TRANSPARENCY Solomon Islands (TSI) has publicly applauded the International Monetary Fund (IMF) in cautioning the national government on issues of national interest and concern on the Anti- Corruption Act, an act when enforced will deal with corruption, corrupt conduct and practices in public sector, the private sector and civil society.
TSI executive officer says, “The passage of the ACB is timely and has been critical for the country for a number of years.
“Forty years on corruption is widespread in the public sector and it has been far too long for this country not to have a robust legislation to roll back and eliminate corruption at all levels.”
TSI says corruption is an issue that impacts on all aspects of Solomon Islanders society inhibiting development, discouraging genuine investors and damaging public morale.
There is no denying that corruption is rife in Solomon Islands and has dangerously hindered the country’s political and economic development.
“It has diminished public resources for public programs, service delivery, and undermined the reputation of government eroding societal values of integrity and honesty.
“TSI adds its voice to IMF Team leader Alison Stuart’s call for a greater transparency of CDFs that would improve accountability to improve services in the rural areas,” TSI said

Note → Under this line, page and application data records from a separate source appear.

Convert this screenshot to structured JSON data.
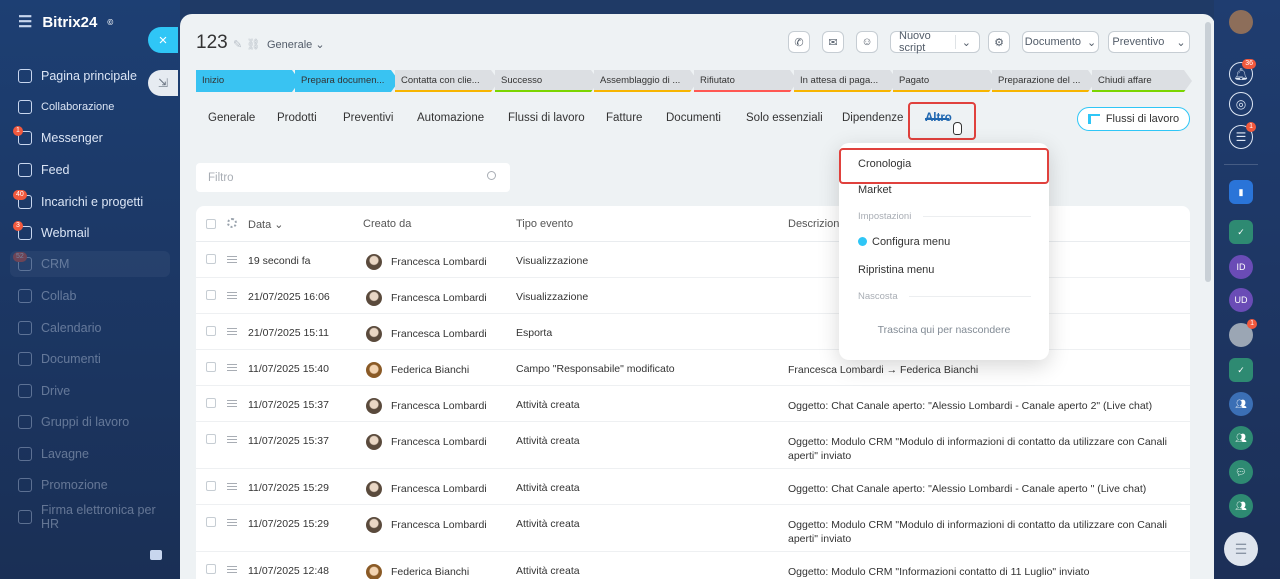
{
  "sidebar": {
    "brand": "Bitrix24",
    "brand_sup": "©",
    "items": [
      {
        "label": "Pagina principale",
        "badge": ""
      },
      {
        "label": "Collaborazione",
        "badge": ""
      },
      {
        "label": "Messenger",
        "badge": "1"
      },
      {
        "label": "Feed",
        "badge": ""
      },
      {
        "label": "Incarichi e progetti",
        "badge": "40"
      },
      {
        "label": "Webmail",
        "badge": "3"
      },
      {
        "label": "CRM",
        "badge": "52"
      },
      {
        "label": "Collab",
        "badge": ""
      },
      {
        "label": "Calendario",
        "badge": ""
      },
      {
        "label": "Documenti",
        "badge": ""
      },
      {
        "label": "Drive",
        "badge": ""
      },
      {
        "label": "Gruppi di lavoro",
        "badge": ""
      },
      {
        "label": "Lavagne",
        "badge": ""
      },
      {
        "label": "Promozione",
        "badge": ""
      },
      {
        "label": "Firma elettronica per HR",
        "badge": ""
      }
    ]
  },
  "panel": {
    "close_label": "×",
    "collapse_label": "⇲",
    "title": "123",
    "category": "Generale",
    "header_buttons": {
      "nuovo_script": "Nuovo script",
      "documento": "Documento",
      "preventivo": "Preventivo"
    },
    "stages": [
      {
        "label": "Inizio",
        "color": "#39c3f2"
      },
      {
        "label": "Prepara documen...",
        "color": "#39c3f2"
      },
      {
        "label": "Contatta con clie...",
        "color": "#dcdfe3"
      },
      {
        "label": "Successo",
        "color": "#dcdfe3"
      },
      {
        "label": "Assemblaggio di ...",
        "color": "#dcdfe3"
      },
      {
        "label": "Rifiutato",
        "color": "#dcdfe3"
      },
      {
        "label": "In attesa di paga...",
        "color": "#dcdfe3"
      },
      {
        "label": "Pagato",
        "color": "#dcdfe3"
      },
      {
        "label": "Preparazione del ...",
        "color": "#dcdfe3"
      },
      {
        "label": "Chiudi affare",
        "color": "#dcdfe3"
      }
    ],
    "tabs": [
      "Generale",
      "Prodotti",
      "Preventivi",
      "Automazione",
      "Flussi di lavoro",
      "Fatture",
      "Documenti",
      "Solo essenziali",
      "Dipendenze",
      "Altro"
    ],
    "flussi_button": "Flussi di lavoro",
    "filter_placeholder": "Filtro"
  },
  "table": {
    "columns": [
      "Data",
      "Creato da",
      "Tipo evento",
      "Descrizione"
    ],
    "rows": [
      {
        "date": "19 secondi fa",
        "author": "Francesca Lombardi",
        "type": "Visualizzazione",
        "desc": "",
        "avatar": "fl"
      },
      {
        "date": "21/07/2025 16:06",
        "author": "Francesca Lombardi",
        "type": "Visualizzazione",
        "desc": "",
        "avatar": "fl"
      },
      {
        "date": "21/07/2025 15:11",
        "author": "Francesca Lombardi",
        "type": "Esporta",
        "desc": "",
        "avatar": "fl"
      },
      {
        "date": "11/07/2025 15:40",
        "author": "Federica Bianchi",
        "type": "Campo \"Responsabile\" modificato",
        "desc": "Francesca Lombardi → Federica Bianchi",
        "avatar": "fb"
      },
      {
        "date": "11/07/2025 15:37",
        "author": "Francesca Lombardi",
        "type": "Attività creata",
        "desc": "Oggetto: Chat Canale aperto: \"Alessio Lombardi - Canale aperto 2\" (Live chat)",
        "avatar": "fl"
      },
      {
        "date": "11/07/2025 15:37",
        "author": "Francesca Lombardi",
        "type": "Attività creata",
        "desc": "Oggetto: Modulo CRM \"Modulo di informazioni di contatto da utilizzare con Canali aperti\" inviato",
        "avatar": "fl"
      },
      {
        "date": "11/07/2025 15:29",
        "author": "Francesca Lombardi",
        "type": "Attività creata",
        "desc": "Oggetto: Chat Canale aperto: \"Alessio Lombardi - Canale aperto \" (Live chat)",
        "avatar": "fl"
      },
      {
        "date": "11/07/2025 15:29",
        "author": "Francesca Lombardi",
        "type": "Attività creata",
        "desc": "Oggetto: Modulo CRM \"Modulo di informazioni di contatto da utilizzare con Canali aperti\" inviato",
        "avatar": "fl"
      },
      {
        "date": "11/07/2025 12:48",
        "author": "Federica Bianchi",
        "type": "Attività creata",
        "desc": "Oggetto: Modulo CRM \"Informazioni contatto di 11 Luglio\" inviato",
        "avatar": "fb"
      }
    ]
  },
  "dropdown": {
    "items": [
      "Cronologia",
      "Market"
    ],
    "section_settings": "Impostazioni",
    "configure": "Configura menu",
    "reset": "Ripristina menu",
    "section_hidden": "Nascosta",
    "drag_hint": "Trascina qui per nascondere"
  },
  "right_bar": {
    "badges": [
      "36",
      "1",
      "1"
    ],
    "apps": [
      "ID",
      "UD"
    ]
  }
}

TSI calls on other Financial Institutions and development partners to call for transparency in areas that IMF has raised concern about.
Whilst TSI appreciates the help given by development partners, it also recognises that these has been used by political leaders to assure people about service delivery and turn people’s attention away from the millions that are not accounted for, millions of tax-payers monies.
With regard to the legislative instruments to curb corruption, TSI truly applauds Matthew Wale (MP for Aoke-Langalanga) for his tireless effort in being the people’s voice in the debate of the Anti-Corruption Bill and now the Whistle-blowers Bill.
The position of the Member of Parliament is a public post and one that is there to be a voice for their constituencies.
In this instance only a few a truly reflecting that in the highest decision-making body of Solomon Islands.